▶ AIM OF THE TASK
All entries should be copied exactly, none left out.

▶ INPUT FOR THIS TASK
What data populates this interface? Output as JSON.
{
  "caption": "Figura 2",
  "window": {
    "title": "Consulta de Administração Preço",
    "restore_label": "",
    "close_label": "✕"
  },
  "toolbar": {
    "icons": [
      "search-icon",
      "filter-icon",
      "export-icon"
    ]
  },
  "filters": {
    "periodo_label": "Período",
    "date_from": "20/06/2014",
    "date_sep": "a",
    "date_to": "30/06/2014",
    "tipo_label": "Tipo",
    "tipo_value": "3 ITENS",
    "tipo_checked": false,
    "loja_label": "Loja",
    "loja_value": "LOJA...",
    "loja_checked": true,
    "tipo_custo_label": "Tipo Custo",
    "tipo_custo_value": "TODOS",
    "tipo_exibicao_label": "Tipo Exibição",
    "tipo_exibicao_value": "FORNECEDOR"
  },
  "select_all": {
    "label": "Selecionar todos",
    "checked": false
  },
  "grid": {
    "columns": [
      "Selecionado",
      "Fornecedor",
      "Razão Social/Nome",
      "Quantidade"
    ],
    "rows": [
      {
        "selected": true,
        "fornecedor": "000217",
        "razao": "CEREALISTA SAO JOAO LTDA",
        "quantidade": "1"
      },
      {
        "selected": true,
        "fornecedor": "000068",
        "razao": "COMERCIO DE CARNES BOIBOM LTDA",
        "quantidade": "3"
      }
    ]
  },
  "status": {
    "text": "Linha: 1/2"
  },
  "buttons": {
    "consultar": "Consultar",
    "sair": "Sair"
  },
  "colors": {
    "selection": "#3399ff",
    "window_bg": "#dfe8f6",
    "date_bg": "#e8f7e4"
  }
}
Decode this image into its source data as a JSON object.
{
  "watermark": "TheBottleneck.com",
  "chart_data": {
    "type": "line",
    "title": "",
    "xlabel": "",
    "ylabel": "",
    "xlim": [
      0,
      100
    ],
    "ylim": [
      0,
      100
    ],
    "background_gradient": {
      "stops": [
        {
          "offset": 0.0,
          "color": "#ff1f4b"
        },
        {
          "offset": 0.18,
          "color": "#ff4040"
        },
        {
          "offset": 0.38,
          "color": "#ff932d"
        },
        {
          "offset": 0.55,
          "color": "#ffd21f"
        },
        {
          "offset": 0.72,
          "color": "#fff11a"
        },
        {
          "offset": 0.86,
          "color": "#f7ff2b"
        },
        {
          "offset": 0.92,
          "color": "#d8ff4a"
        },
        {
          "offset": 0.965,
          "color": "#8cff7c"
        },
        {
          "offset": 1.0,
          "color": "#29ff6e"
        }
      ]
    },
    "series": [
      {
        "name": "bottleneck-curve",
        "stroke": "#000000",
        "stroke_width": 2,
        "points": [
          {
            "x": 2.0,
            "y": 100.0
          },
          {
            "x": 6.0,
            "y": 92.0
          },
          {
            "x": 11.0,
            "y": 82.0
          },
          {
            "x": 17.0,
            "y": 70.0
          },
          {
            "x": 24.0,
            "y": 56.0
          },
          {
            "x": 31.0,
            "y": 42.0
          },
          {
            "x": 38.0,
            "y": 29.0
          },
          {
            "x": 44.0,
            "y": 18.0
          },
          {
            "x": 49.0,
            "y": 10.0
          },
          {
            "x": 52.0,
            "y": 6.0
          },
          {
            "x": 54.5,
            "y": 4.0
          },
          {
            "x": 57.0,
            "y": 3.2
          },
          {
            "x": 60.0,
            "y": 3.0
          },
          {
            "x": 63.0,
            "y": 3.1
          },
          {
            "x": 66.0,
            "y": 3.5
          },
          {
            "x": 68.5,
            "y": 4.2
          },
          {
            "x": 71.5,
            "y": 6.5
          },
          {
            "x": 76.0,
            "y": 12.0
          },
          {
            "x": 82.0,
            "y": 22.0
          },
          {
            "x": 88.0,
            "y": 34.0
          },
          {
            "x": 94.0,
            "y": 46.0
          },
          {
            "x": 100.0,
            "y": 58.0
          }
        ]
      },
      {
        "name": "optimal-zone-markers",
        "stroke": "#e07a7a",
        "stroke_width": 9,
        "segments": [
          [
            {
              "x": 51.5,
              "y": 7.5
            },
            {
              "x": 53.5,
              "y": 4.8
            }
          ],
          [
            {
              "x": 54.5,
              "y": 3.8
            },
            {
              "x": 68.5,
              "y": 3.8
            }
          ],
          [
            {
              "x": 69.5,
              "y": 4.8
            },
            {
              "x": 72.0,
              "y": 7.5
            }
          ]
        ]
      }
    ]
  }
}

▶ REPLY TO THE TASK
What data populates this interface? Output as JSON.
{
  "caption": "Figura 2",
  "window": {
    "title": "Consulta de Administração Preço",
    "restore_label": "",
    "close_label": "✕"
  },
  "toolbar": {
    "icons": [
      "search-icon",
      "filter-icon",
      "export-icon"
    ]
  },
  "filters": {
    "periodo_label": "Período",
    "date_from": "20/06/2014",
    "date_sep": "a",
    "date_to": "30/06/2014",
    "tipo_label": "Tipo",
    "tipo_value": "3 ITENS",
    "tipo_checked": false,
    "loja_label": "Loja",
    "loja_value": "LOJA...",
    "loja_checked": true,
    "tipo_custo_label": "Tipo Custo",
    "tipo_custo_value": "TODOS",
    "tipo_exibicao_label": "Tipo Exibição",
    "tipo_exibicao_value": "FORNECEDOR"
  },
  "select_all": {
    "label": "Selecionar todos",
    "checked": false
  },
  "grid": {
    "columns": [
      "Selecionado",
      "Fornecedor",
      "Razão Social/Nome",
      "Quantidade"
    ],
    "rows": [
      {
        "selected": true,
        "fornecedor": "000217",
        "razao": "CEREALISTA SAO JOAO LTDA",
        "quantidade": "1"
      },
      {
        "selected": true,
        "fornecedor": "000068",
        "razao": "COMERCIO DE CARNES BOIBOM LTDA",
        "quantidade": "3"
      }
    ]
  },
  "status": {
    "text": "Linha: 1/2"
  },
  "buttons": {
    "consultar": "Consultar",
    "sair": "Sair"
  },
  "colors": {
    "selection": "#3399ff",
    "window_bg": "#dfe8f6",
    "date_bg": "#e8f7e4"
  }
}
Decode this image into its source data as a JSON object.
{
  "watermark": "TheBottleneck.com",
  "chart_data": {
    "type": "line",
    "title": "",
    "xlabel": "",
    "ylabel": "",
    "xlim": [
      0,
      100
    ],
    "ylim": [
      0,
      100
    ],
    "background_gradient": {
      "stops": [
        {
          "offset": 0.0,
          "color": "#ff1f4b"
        },
        {
          "offset": 0.18,
          "color": "#ff4040"
        },
        {
          "offset": 0.38,
          "color": "#ff932d"
        },
        {
          "offset": 0.55,
          "color": "#ffd21f"
        },
        {
          "offset": 0.72,
          "color": "#fff11a"
        },
        {
          "offset": 0.86,
          "color": "#f7ff2b"
        },
        {
          "offset": 0.92,
          "color": "#d8ff4a"
        },
        {
          "offset": 0.965,
          "color": "#8cff7c"
        },
        {
          "offset": 1.0,
          "color": "#29ff6e"
        }
      ]
    },
    "series": [
      {
        "name": "bottleneck-curve",
        "stroke": "#000000",
        "stroke_width": 2,
        "points": [
          {
            "x": 2.0,
            "y": 100.0
          },
          {
            "x": 6.0,
            "y": 92.0
          },
          {
            "x": 11.0,
            "y": 82.0
          },
          {
            "x": 17.0,
            "y": 70.0
          },
          {
            "x": 24.0,
            "y": 56.0
          },
          {
            "x": 31.0,
            "y": 42.0
          },
          {
            "x": 38.0,
            "y": 29.0
          },
          {
            "x": 44.0,
            "y": 18.0
          },
          {
            "x": 49.0,
            "y": 10.0
          },
          {
            "x": 52.0,
            "y": 6.0
          },
          {
            "x": 54.5,
            "y": 4.0
          },
          {
            "x": 57.0,
            "y": 3.2
          },
          {
            "x": 60.0,
            "y": 3.0
          },
          {
            "x": 63.0,
            "y": 3.1
          },
          {
            "x": 66.0,
            "y": 3.5
          },
          {
            "x": 68.5,
            "y": 4.2
          },
          {
            "x": 71.5,
            "y": 6.5
          },
          {
            "x": 76.0,
            "y": 12.0
          },
          {
            "x": 82.0,
            "y": 22.0
          },
          {
            "x": 88.0,
            "y": 34.0
          },
          {
            "x": 94.0,
            "y": 46.0
          },
          {
            "x": 100.0,
            "y": 58.0
          }
        ]
      },
      {
        "name": "optimal-zone-markers",
        "stroke": "#e07a7a",
        "stroke_width": 9,
        "segments": [
          [
            {
              "x": 51.5,
              "y": 7.5
            },
            {
              "x": 53.5,
              "y": 4.8
            }
          ],
          [
            {
              "x": 54.5,
              "y": 3.8
            },
            {
              "x": 68.5,
              "y": 3.8
            }
          ],
          [
            {
              "x": 69.5,
              "y": 4.8
            },
            {
              "x": 72.0,
              "y": 7.5
            }
          ]
        ]
      }
    ]
  }
}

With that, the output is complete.